Try it
The entries shown here must be retyped in full, with no pictures included.

[Collected data entries]
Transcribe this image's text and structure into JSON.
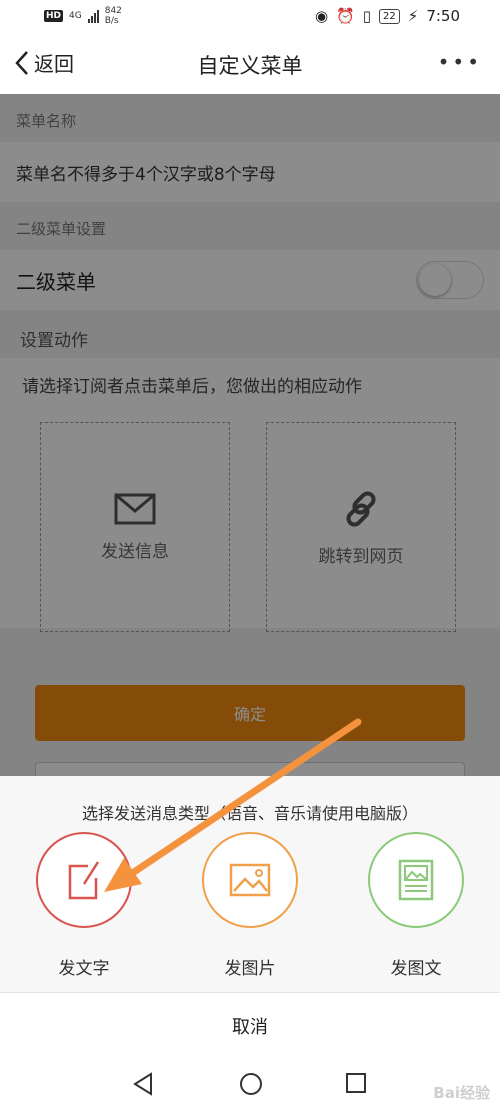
{
  "status_bar": {
    "network_badge": "HD",
    "signal_type": "4G",
    "data_rate_value": "842",
    "data_rate_unit": "B/s",
    "battery": "22",
    "time": "7:50"
  },
  "nav": {
    "back_label": "返回",
    "title": "自定义菜单",
    "more": "•••"
  },
  "form": {
    "menu_name_label": "菜单名称",
    "menu_name_placeholder": "菜单名不得多于4个汉字或8个字母",
    "submenu_section_label": "二级菜单设置",
    "submenu_label": "二级菜单",
    "submenu_enabled": false,
    "action_section_label": "设置动作",
    "action_description": "请选择订阅者点击菜单后，您做出的相应动作",
    "actions": [
      {
        "label": "发送信息",
        "icon": "mail-icon"
      },
      {
        "label": "跳转到网页",
        "icon": "link-icon"
      }
    ],
    "confirm_label": "确定"
  },
  "sheet": {
    "title": "选择发送消息类型（语音、音乐请使用电脑版）",
    "options": [
      {
        "label": "发文字",
        "icon": "edit-text-icon",
        "color": "#d9534f"
      },
      {
        "label": "发图片",
        "icon": "image-icon",
        "color": "#f0a04b"
      },
      {
        "label": "发图文",
        "icon": "image-text-icon",
        "color": "#8cc97a"
      }
    ],
    "cancel_label": "取消"
  },
  "colors": {
    "accent_orange": "#f08a10",
    "annotation_arrow": "#f5923e"
  },
  "watermark": "Bai经验"
}
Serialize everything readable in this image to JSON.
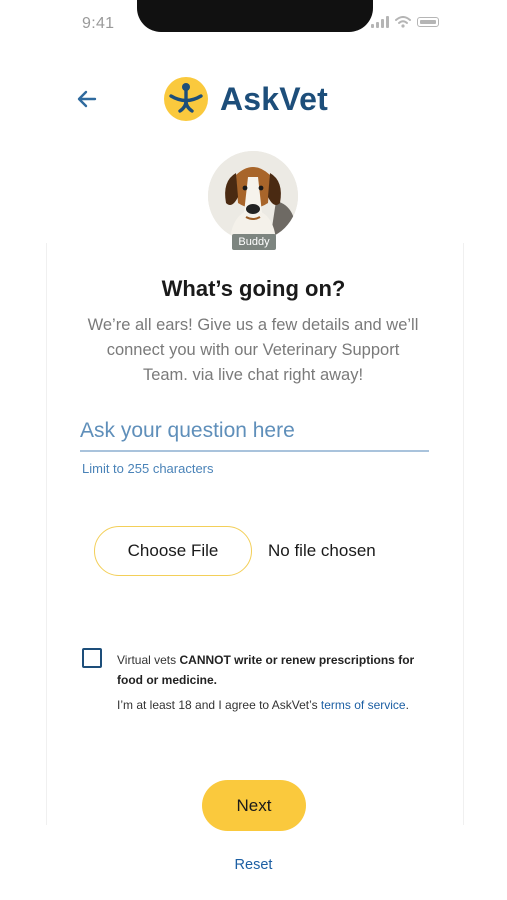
{
  "status_bar": {
    "time": "9:41"
  },
  "header": {
    "brand": "AskVet"
  },
  "pet": {
    "name": "Buddy"
  },
  "form": {
    "title": "What’s going on?",
    "subtitle": "We’re all ears! Give us a few details and we’ll connect you with our Veterinary Support Team. via live chat right away!",
    "question_placeholder": "Ask your question here",
    "question_value": "",
    "limit_hint": "Limit to 255 characters",
    "choose_file_label": "Choose File",
    "file_status": "No file chosen",
    "disclaimer_prefix": "Virtual vets ",
    "disclaimer_bold": "CANNOT write or renew prescriptions for food or medicine.",
    "agree_prefix": "I’m at least 18 and I agree to AskVet’s ",
    "terms_link": "terms of service",
    "agree_suffix": ".",
    "terms_checked": false
  },
  "actions": {
    "next_label": "Next",
    "reset_label": "Reset"
  },
  "colors": {
    "brand_navy": "#1d4e7a",
    "accent_yellow": "#fac93d",
    "link_blue": "#1d5fa3"
  }
}
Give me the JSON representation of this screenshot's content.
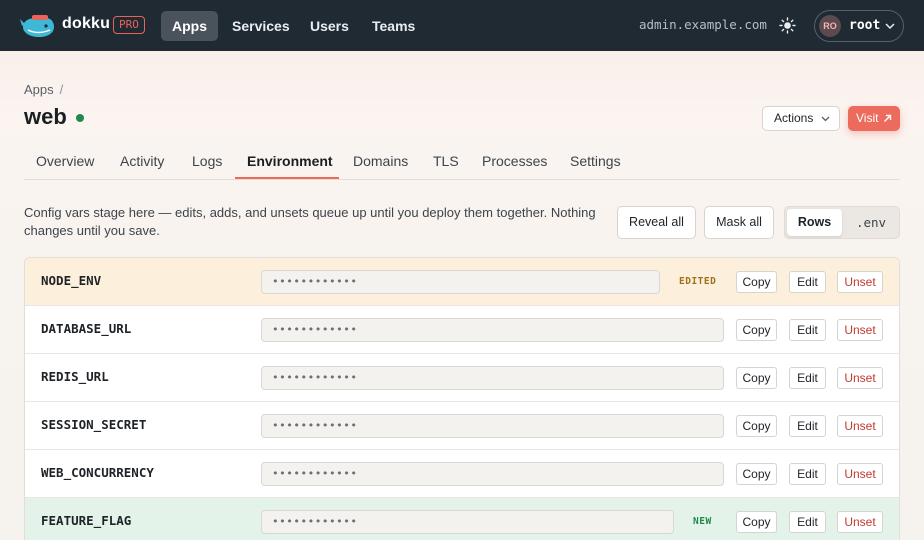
{
  "topbar": {
    "brand": "dokku",
    "pro_badge": "PRO",
    "nav": [
      {
        "label": "Apps",
        "active": true
      },
      {
        "label": "Services",
        "active": false
      },
      {
        "label": "Users",
        "active": false
      },
      {
        "label": "Teams",
        "active": false
      }
    ],
    "host": "admin.example.com",
    "theme_icon": "sun-icon",
    "user": {
      "initials": "RO",
      "name": "root"
    }
  },
  "breadcrumb": {
    "parent": "Apps",
    "separator": "/"
  },
  "app": {
    "name": "web",
    "status": "running",
    "status_color": "#1f8a4c"
  },
  "header_actions": {
    "actions_label": "Actions",
    "visit_label": "Visit"
  },
  "tabs": [
    {
      "label": "Overview",
      "active": false
    },
    {
      "label": "Activity",
      "active": false
    },
    {
      "label": "Logs",
      "active": false
    },
    {
      "label": "Environment",
      "active": true
    },
    {
      "label": "Domains",
      "active": false
    },
    {
      "label": "TLS",
      "active": false
    },
    {
      "label": "Processes",
      "active": false
    },
    {
      "label": "Settings",
      "active": false
    }
  ],
  "environment": {
    "description": "Config vars stage here — edits, adds, and unsets queue up until you deploy them together. Nothing changes until you save.",
    "reveal_all_label": "Reveal all",
    "mask_all_label": "Mask all",
    "view_modes": {
      "rows": "Rows",
      "env": ".env",
      "selected": "Rows"
    },
    "row_actions": {
      "copy": "Copy",
      "edit": "Edit",
      "unset": "Unset"
    },
    "vars": [
      {
        "key": "NODE_ENV",
        "value": "••••••••••••",
        "badge": "EDITED"
      },
      {
        "key": "DATABASE_URL",
        "value": "••••••••••••",
        "badge": ""
      },
      {
        "key": "REDIS_URL",
        "value": "••••••••••••",
        "badge": ""
      },
      {
        "key": "SESSION_SECRET",
        "value": "••••••••••••",
        "badge": ""
      },
      {
        "key": "WEB_CONCURRENCY",
        "value": "••••••••••••",
        "badge": ""
      },
      {
        "key": "FEATURE_FLAG",
        "value": "••••••••••••",
        "badge": "NEW"
      }
    ]
  },
  "colors": {
    "accent": "#ec6b5d",
    "topbar": "#1f2a33",
    "edited_row": "#fcf0dc",
    "new_row": "#e3f3ea",
    "unset_text": "#c0392b"
  }
}
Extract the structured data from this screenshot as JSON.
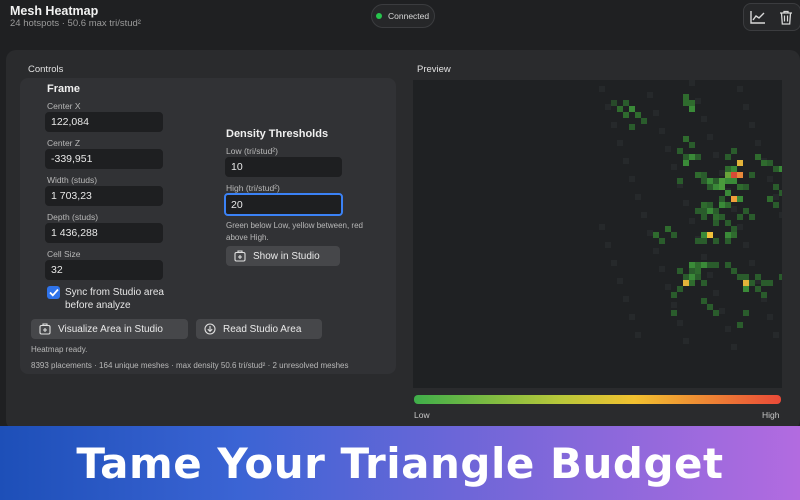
{
  "header": {
    "title": "Mesh Heatmap",
    "subtitle": "24 hotspots · 50.6 max tri/stud²",
    "status": "Connected",
    "status_color": "#27c54d",
    "toolbar_icons": [
      "chart-icon",
      "trash-icon"
    ]
  },
  "controls": {
    "section_title": "Controls",
    "frame": {
      "title": "Frame",
      "fields": [
        {
          "label": "Center X",
          "value": "122,084"
        },
        {
          "label": "Center Z",
          "value": "-339,951"
        },
        {
          "label": "Width (studs)",
          "value": "1 703,23"
        },
        {
          "label": "Depth (studs)",
          "value": "1 436,288"
        },
        {
          "label": "Cell Size",
          "value": "32"
        }
      ],
      "sync_checkbox": {
        "label": "Sync from Studio area before analyze",
        "checked": true
      }
    },
    "density": {
      "title": "Density Thresholds",
      "low_label": "Low (tri/stud²)",
      "low_value": "10",
      "high_label": "High (tri/stud²)",
      "high_value": "20",
      "help": "Green below Low, yellow between, red above High.",
      "show_button": "Show in Studio"
    },
    "visualize_button": "Visualize Area in Studio",
    "read_button": "Read Studio Area",
    "status": "Heatmap ready.",
    "stats": "8393 placements · 164 unique meshes · max density 50.6 tri/stud² · 2 unresolved meshes"
  },
  "preview": {
    "title": "Preview",
    "legend_low": "Low",
    "legend_high": "High",
    "colors": {
      "green": "#3fae4a",
      "yellow": "#f2c130",
      "red": "#ea4a38"
    }
  },
  "banner": {
    "text": "Tame Your Triangle Budget"
  }
}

Solution to this problem
Transcribe this image's text and structure into JSON.
{
  "status_bar": {
    "network_badge": "HD",
    "signal_type": "4G",
    "data_rate_value": "842",
    "data_rate_unit": "B/s",
    "battery": "22",
    "time": "7:50"
  },
  "nav": {
    "back_label": "返回",
    "title": "自定义菜单",
    "more": "•••"
  },
  "form": {
    "menu_name_label": "菜单名称",
    "menu_name_placeholder": "菜单名不得多于4个汉字或8个字母",
    "submenu_section_label": "二级菜单设置",
    "submenu_label": "二级菜单",
    "submenu_enabled": false,
    "action_section_label": "设置动作",
    "action_description": "请选择订阅者点击菜单后，您做出的相应动作",
    "actions": [
      {
        "label": "发送信息",
        "icon": "mail-icon"
      },
      {
        "label": "跳转到网页",
        "icon": "link-icon"
      }
    ],
    "confirm_label": "确定"
  },
  "sheet": {
    "title": "选择发送消息类型（语音、音乐请使用电脑版）",
    "options": [
      {
        "label": "发文字",
        "icon": "edit-text-icon",
        "color": "#d9534f"
      },
      {
        "label": "发图片",
        "icon": "image-icon",
        "color": "#f0a04b"
      },
      {
        "label": "发图文",
        "icon": "image-text-icon",
        "color": "#8cc97a"
      }
    ],
    "cancel_label": "取消"
  },
  "colors": {
    "accent_orange": "#f08a10",
    "annotation_arrow": "#f5923e"
  },
  "watermark": "Bai经验"
}
Serialize everything readable in this image to JSON.
{
  "status_bar": {
    "time": "9:41"
  },
  "header": {
    "brand": "AskVet"
  },
  "pet": {
    "name": "Buddy"
  },
  "form": {
    "title": "What’s going on?",
    "subtitle": "We’re all ears! Give us a few details and we’ll connect you with our Veterinary Support Team. via live chat right away!",
    "question_placeholder": "Ask your question here",
    "question_value": "",
    "limit_hint": "Limit to 255 characters",
    "choose_file_label": "Choose File",
    "file_status": "No file chosen",
    "disclaimer_prefix": "Virtual vets ",
    "disclaimer_bold": "CANNOT write or renew prescriptions for food or medicine.",
    "agree_prefix": "I’m at least 18 and I agree to AskVet’s ",
    "terms_link": "terms of service",
    "agree_suffix": ".",
    "terms_checked": false
  },
  "actions": {
    "next_label": "Next",
    "reset_label": "Reset"
  },
  "colors": {
    "brand_navy": "#1d4e7a",
    "accent_yellow": "#fac93d",
    "link_blue": "#1d5fa3"
  }
}
Give me the JSON representation of this screenshot's content.
{
  "topbar": {
    "brand": "dokku",
    "pro_badge": "PRO",
    "nav": [
      {
        "label": "Apps",
        "active": true
      },
      {
        "label": "Services",
        "active": false
      },
      {
        "label": "Users",
        "active": false
      },
      {
        "label": "Teams",
        "active": false
      }
    ],
    "host": "admin.example.com",
    "theme_icon": "sun-icon",
    "user": {
      "initials": "RO",
      "name": "root"
    }
  },
  "breadcrumb": {
    "parent": "Apps",
    "separator": "/"
  },
  "app": {
    "name": "web",
    "status": "running",
    "status_color": "#1f8a4c"
  },
  "header_actions": {
    "actions_label": "Actions",
    "visit_label": "Visit"
  },
  "tabs": [
    {
      "label": "Overview",
      "active": false
    },
    {
      "label": "Activity",
      "active": false
    },
    {
      "label": "Logs",
      "active": false
    },
    {
      "label": "Environment",
      "active": true
    },
    {
      "label": "Domains",
      "active": false
    },
    {
      "label": "TLS",
      "active": false
    },
    {
      "label": "Processes",
      "active": false
    },
    {
      "label": "Settings",
      "active": false
    }
  ],
  "environment": {
    "description": "Config vars stage here — edits, adds, and unsets queue up until you deploy them together. Nothing changes until you save.",
    "reveal_all_label": "Reveal all",
    "mask_all_label": "Mask all",
    "view_modes": {
      "rows": "Rows",
      "env": ".env",
      "selected": "Rows"
    },
    "row_actions": {
      "copy": "Copy",
      "edit": "Edit",
      "unset": "Unset"
    },
    "vars": [
      {
        "key": "NODE_ENV",
        "value": "••••••••••••",
        "badge": "EDITED"
      },
      {
        "key": "DATABASE_URL",
        "value": "••••••••••••",
        "badge": ""
      },
      {
        "key": "REDIS_URL",
        "value": "••••••••••••",
        "badge": ""
      },
      {
        "key": "SESSION_SECRET",
        "value": "••••••••••••",
        "badge": ""
      },
      {
        "key": "WEB_CONCURRENCY",
        "value": "••••••••••••",
        "badge": ""
      },
      {
        "key": "FEATURE_FLAG",
        "value": "••••••••••••",
        "badge": "NEW"
      }
    ]
  },
  "colors": {
    "accent": "#ec6b5d",
    "topbar": "#1f2a33",
    "edited_row": "#fcf0dc",
    "new_row": "#e3f3ea",
    "unset_text": "#c0392b"
  }
}
Extract the structured data from this screenshot as JSON.
{
  "header": {
    "title": "Mesh Heatmap",
    "subtitle": "24 hotspots · 50.6 max tri/stud²",
    "status": "Connected",
    "status_color": "#27c54d",
    "toolbar_icons": [
      "chart-icon",
      "trash-icon"
    ]
  },
  "controls": {
    "section_title": "Controls",
    "frame": {
      "title": "Frame",
      "fields": [
        {
          "label": "Center X",
          "value": "122,084"
        },
        {
          "label": "Center Z",
          "value": "-339,951"
        },
        {
          "label": "Width (studs)",
          "value": "1 703,23"
        },
        {
          "label": "Depth (studs)",
          "value": "1 436,288"
        },
        {
          "label": "Cell Size",
          "value": "32"
        }
      ],
      "sync_checkbox": {
        "label": "Sync from Studio area before analyze",
        "checked": true
      }
    },
    "density": {
      "title": "Density Thresholds",
      "low_label": "Low (tri/stud²)",
      "low_value": "10",
      "high_label": "High (tri/stud²)",
      "high_value": "20",
      "help": "Green below Low, yellow between, red above High.",
      "show_button": "Show in Studio"
    },
    "visualize_button": "Visualize Area in Studio",
    "read_button": "Read Studio Area",
    "status": "Heatmap ready.",
    "stats": "8393 placements · 164 unique meshes · max density 50.6 tri/stud² · 2 unresolved meshes"
  },
  "preview": {
    "title": "Preview",
    "legend_low": "Low",
    "legend_high": "High",
    "colors": {
      "green": "#3fae4a",
      "yellow": "#f2c130",
      "red": "#ea4a38"
    }
  },
  "banner": {
    "text": "Tame Your Triangle Budget"
  }
}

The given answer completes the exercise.